AD  - Section of Adult and Pediatric Endocrinology, Diabetes, and Metabolism,
      Department of Medicine, The University of Chicago, Chicago, IL
      sgreeley@uchicago.edu.
AD  - Section of Adult and Pediatric Endocrinology, Diabetes, and Metabolism,
      Department of Pediatrics, The University of Chicago, Chicago, IL.
LA  - eng
GR  - UL1 TR000430/TR/NCATS NIH HHS/United States
GR  - K12 HS023007/HS/AHRQ HHS/United States
GR  - R01 DK104942/DK/NIDDK NIH HHS/United States
GR  - K23 DK094866/DK/NIDDK NIH HHS/United States
GR  - P30 DK020595/DK/NIDDK NIH HHS/United States
PT  - Letter
PT  - Research Support, Non-U.S. Gov't
PT  - Research Support, N.I.H., Extramural
DEP - 20170804
PL  - United States
TA  - Diabetes Care
JT  - Diabetes care
JID - 7805975
PMC - PMC5606305
EDAT- 2017/08/06 06:00
MHDA- 2017/08/06 06:01
CRDT- 2017/08/06 06:00
PMCR- 2018/10/01 00:00
PHST- 2017/06/08 00:00 [received]
PHST- 2017/07/19 00:00 [accepted]
PHST- 2018/10/01 00:00 [pmc-release]
PHST- 2017/08/06 06:00 [pubmed]
PHST- 2017/08/06 06:01 [medline]
PHST- 2017/08/06 06:00 [entrez]
AID - dc17-1145 [pii]
AID - 10.2337/dc17-1145 [doi]
PST - ppublish

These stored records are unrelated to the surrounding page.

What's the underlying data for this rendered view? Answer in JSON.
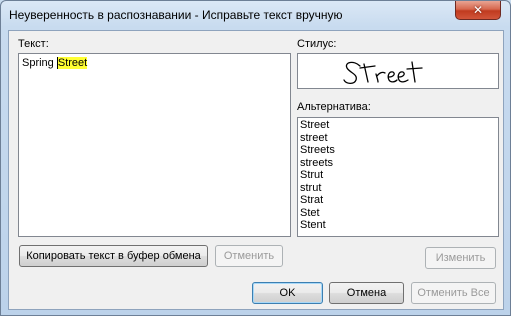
{
  "window": {
    "title": "Неуверенность в распознавании - Исправьте текст вручную",
    "close_glyph": "✕"
  },
  "text_section": {
    "label": "Текст:",
    "plain": "Spring ",
    "highlighted": "Street"
  },
  "stylus_section": {
    "label": "Стилус:",
    "ink": "Street"
  },
  "alternatives_section": {
    "label": "Альтернатива:",
    "items": [
      "Street",
      "street",
      "Streets",
      "streets",
      "Strut",
      "strut",
      "Strat",
      "Stet",
      "Stent"
    ]
  },
  "buttons": {
    "copy": "Копировать текст в буфер обмена",
    "undo": "Отменить",
    "change": "Изменить",
    "ok": "OK",
    "cancel": "Отмена",
    "cancel_all": "Отменить Все"
  },
  "colors": {
    "highlight": "#ffff33",
    "close_button": "#c8452b"
  }
}
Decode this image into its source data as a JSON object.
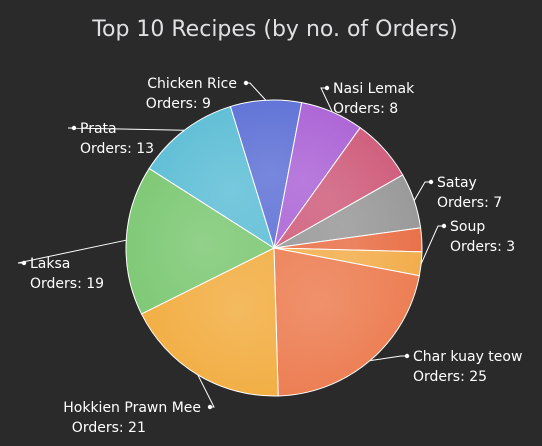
{
  "chart_data": {
    "type": "pie",
    "title": "Top 10 Recipes (by no. of Orders)",
    "value_prefix": "Orders: ",
    "slices": [
      {
        "name": "Chicken Rice",
        "value": 9,
        "color": "#4a5fd0"
      },
      {
        "name": "Nasi Lemak",
        "value": 8,
        "color": "#a04fd0"
      },
      {
        "name": "",
        "value": 8,
        "color": "#c8476a"
      },
      {
        "name": "Satay",
        "value": 7,
        "color": "#8a8a8a"
      },
      {
        "name": "",
        "value": 3,
        "color": "#e55b2c"
      },
      {
        "name": "Soup",
        "value": 3,
        "color": "#f0a030"
      },
      {
        "name": "Char kuay teow",
        "value": 25,
        "color": "#ea6c3b"
      },
      {
        "name": "Hokkien Prawn Mee",
        "value": 21,
        "color": "#f0a32a"
      },
      {
        "name": "Laksa",
        "value": 19,
        "color": "#6cc162"
      },
      {
        "name": "Prata",
        "value": 13,
        "color": "#4ab6d0"
      }
    ]
  }
}
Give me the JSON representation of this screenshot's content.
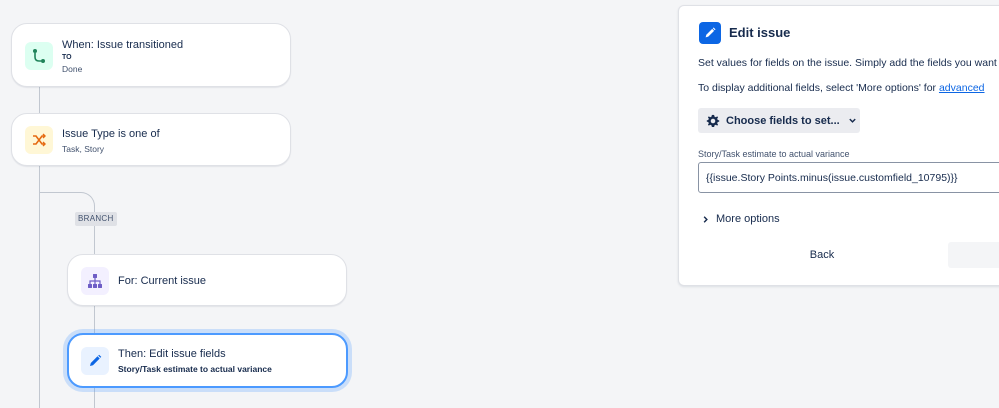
{
  "flow": {
    "trigger": {
      "title": "When: Issue transitioned",
      "meta_label": "TO",
      "meta_value": "Done"
    },
    "condition": {
      "title": "Issue Type is one of",
      "value": "Task, Story"
    },
    "branch": {
      "tag": "BRANCH"
    },
    "for_each": {
      "title": "For: Current issue"
    },
    "action": {
      "title": "Then: Edit issue fields",
      "value": "Story/Task estimate to actual variance"
    }
  },
  "panel": {
    "title": "Edit issue",
    "description": "Set values for fields on the issue. Simply add the fields you want",
    "hint_prefix": "To display additional fields, select 'More options' for ",
    "hint_link": "advanced",
    "choose_button": "Choose fields to set...",
    "field_label": "Story/Task estimate to actual variance",
    "field_value": "{{issue.Story Points.minus(issue.customfield_10795)}}",
    "more_options": "More options",
    "back_button": "Back"
  },
  "icons": {
    "trigger": "transition-icon",
    "condition": "shuffle-icon",
    "for_each": "hierarchy-icon",
    "action": "pencil-icon",
    "panel": "pencil-icon",
    "choose": "gear-icon"
  },
  "colors": {
    "trigger_bg": "#dcfff1",
    "trigger_fg": "#1f845a",
    "condition_bg": "#fff7d6",
    "condition_fg": "#e56910",
    "branch_bg": "#f3f0ff",
    "branch_fg": "#6e5dc6",
    "action_bg": "#e9f2ff",
    "action_fg": "#0c66e4",
    "selected_border": "#4c9aff"
  }
}
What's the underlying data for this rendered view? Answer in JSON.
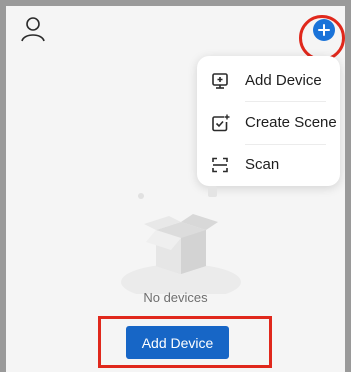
{
  "header": {
    "profile_icon": "person-icon",
    "add_icon": "plus-icon",
    "accent_color": "#1a73d9"
  },
  "add_menu": {
    "items": [
      {
        "label": "Add Device",
        "icon": "add-device-icon"
      },
      {
        "label": "Create Scene",
        "icon": "create-scene-icon"
      },
      {
        "label": "Scan",
        "icon": "scan-icon"
      }
    ]
  },
  "empty_state": {
    "illustration": "empty-box-illustration",
    "text": "No devices",
    "button_label": "Add Device",
    "button_color": "#1766c6"
  },
  "annotations": {
    "highlight_color": "#e0281c"
  }
}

SO  - Diabetes Care. 2017 Oct;40(10):e147-e148. doi: 10.2337/dc17-1145. Epub 2017 Aug
      4.